In the modern era the best players arrive at the men’s World Cup exhausted by the demands of the club season. In Brazil last summer Lionel Messi and Cristiano Ronaldo both underperformed. This is not yet the case in the  women’s game. There are players who have come into the tournament carrying injuries, such as American golden girl  Alex Morgan and England’s Jodie Taylor, but most players have trained with a view to peaking in Canada. Indeed, American Abby Wambach has forsaken club football to focus on these finals.

On Tuesday Marta, the five-times World Player of the Year, became the competition’s all-time leading goalscorer when she converted a penalty for Brazil against South Korea to score her 15th finals goal. Germany’s Celia Sasic hit the fastest hat-trick in World Cup history, in 28 minutes, against Ivory Coast. France’s Eugénie Le Sommer struck a spectacular winner against England. And, of course, Christine Sinclair, whose face was on the cover of every Canadian newspaper the day the tournament opened, was on the front pages again the following day after her nerveless injury-time penalty winner for the hosts.

Quality is rising

It is not just Germany who have caught the eye. While there have been some matches of poor quality with too many misplaced passes and naive defending, the continued development of the women’s game has been underlined by some top-class goals.

Daniela Montoya’s equaliser for Colombia against Mexico and Lieke Martens’ winner for the Dutch against New Zealand have been the pick, while all three of Nigeria’s goals against Sweden were expertly taken.

Expansion is justified – just

There are eight debutants at this World Cup, a consequence of expansion from 16 teams to 24. Newcomers Ivory Coast, Ecuador and Thailand conceded a combined 20 goals and were obviously outclassed. But the Dutch and Cameroonians marked their debuts with wins, Costa Rica and Spain drew with each other, and Switzerland were unlucky to lose 1-0 to holders Japan. None of these teams are likely to make the quarter-finals, and there will be further thrashings (one fears for Thailand against  Germany) but most will  perform creditably and the global game will not grow without teams being exposed to elite competition.

Refs must be up to the job
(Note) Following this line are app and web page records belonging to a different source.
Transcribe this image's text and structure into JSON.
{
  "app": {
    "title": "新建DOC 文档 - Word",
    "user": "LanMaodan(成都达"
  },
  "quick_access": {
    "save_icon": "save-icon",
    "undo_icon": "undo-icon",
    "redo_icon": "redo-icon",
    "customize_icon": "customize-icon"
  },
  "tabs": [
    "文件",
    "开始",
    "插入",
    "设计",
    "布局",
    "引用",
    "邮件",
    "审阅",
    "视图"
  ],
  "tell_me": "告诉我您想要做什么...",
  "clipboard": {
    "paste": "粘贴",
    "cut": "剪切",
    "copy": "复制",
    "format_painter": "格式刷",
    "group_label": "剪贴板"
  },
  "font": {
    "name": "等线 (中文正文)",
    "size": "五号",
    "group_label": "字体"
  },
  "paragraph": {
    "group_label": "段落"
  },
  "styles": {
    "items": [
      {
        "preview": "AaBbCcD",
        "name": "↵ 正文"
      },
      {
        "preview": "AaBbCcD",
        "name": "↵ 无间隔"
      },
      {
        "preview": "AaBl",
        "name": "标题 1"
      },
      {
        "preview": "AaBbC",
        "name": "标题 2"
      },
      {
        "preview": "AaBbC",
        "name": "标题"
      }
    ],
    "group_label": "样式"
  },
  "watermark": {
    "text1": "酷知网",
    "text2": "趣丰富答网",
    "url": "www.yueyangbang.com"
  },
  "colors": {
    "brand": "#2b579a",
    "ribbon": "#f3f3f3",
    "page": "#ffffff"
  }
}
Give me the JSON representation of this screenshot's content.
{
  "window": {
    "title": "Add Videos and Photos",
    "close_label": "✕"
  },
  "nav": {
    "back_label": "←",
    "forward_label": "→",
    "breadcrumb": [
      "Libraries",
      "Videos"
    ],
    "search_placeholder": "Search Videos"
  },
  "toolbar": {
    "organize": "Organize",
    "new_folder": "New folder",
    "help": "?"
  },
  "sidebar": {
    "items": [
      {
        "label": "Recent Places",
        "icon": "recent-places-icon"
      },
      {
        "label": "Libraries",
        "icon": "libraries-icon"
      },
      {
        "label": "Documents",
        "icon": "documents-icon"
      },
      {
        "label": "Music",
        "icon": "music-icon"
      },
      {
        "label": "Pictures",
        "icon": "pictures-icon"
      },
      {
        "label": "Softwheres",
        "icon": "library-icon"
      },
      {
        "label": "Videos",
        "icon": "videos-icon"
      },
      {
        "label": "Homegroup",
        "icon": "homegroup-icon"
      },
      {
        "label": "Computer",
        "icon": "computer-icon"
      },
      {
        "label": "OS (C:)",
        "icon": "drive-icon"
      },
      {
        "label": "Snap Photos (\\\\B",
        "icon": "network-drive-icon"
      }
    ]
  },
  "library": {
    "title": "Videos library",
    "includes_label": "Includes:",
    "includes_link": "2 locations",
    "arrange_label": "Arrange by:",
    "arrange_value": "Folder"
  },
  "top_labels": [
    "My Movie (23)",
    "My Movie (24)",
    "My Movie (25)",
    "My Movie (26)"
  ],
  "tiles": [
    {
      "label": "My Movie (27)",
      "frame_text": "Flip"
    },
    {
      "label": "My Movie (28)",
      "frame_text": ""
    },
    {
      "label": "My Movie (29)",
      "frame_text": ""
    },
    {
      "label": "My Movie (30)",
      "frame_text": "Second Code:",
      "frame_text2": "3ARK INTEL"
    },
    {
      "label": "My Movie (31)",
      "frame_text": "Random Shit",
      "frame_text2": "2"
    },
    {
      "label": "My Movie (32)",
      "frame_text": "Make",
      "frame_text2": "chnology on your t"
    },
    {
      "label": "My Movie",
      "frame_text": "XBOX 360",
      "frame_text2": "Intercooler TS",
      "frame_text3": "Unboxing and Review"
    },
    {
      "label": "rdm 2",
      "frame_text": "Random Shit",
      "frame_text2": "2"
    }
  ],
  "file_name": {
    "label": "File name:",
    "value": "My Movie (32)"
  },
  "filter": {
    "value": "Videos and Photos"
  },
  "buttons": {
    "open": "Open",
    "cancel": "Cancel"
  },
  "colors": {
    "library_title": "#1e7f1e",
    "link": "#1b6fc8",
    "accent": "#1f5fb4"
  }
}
For many years the referees at the men’s World Cup were chosen to suit football’s tangled geo-politics, with the inevitable result that matches were officiated by referees who were not up to the job. By and large they are now chosen on merit.

This does not appear to be the case at the women’s finals and the problem is exacerbated by the insistence on choosing female officials. This is understandable but does reduce the selection pool (the Women’s Super League in England often uses male referees).

With few major high-profile club competitions, very few female referees will have much experience on a stage like this. As a result there have been some poor decisions at big moments, while France midfielder Camille Abily’s forearm smash into Laura Bassett’s face was missed completely.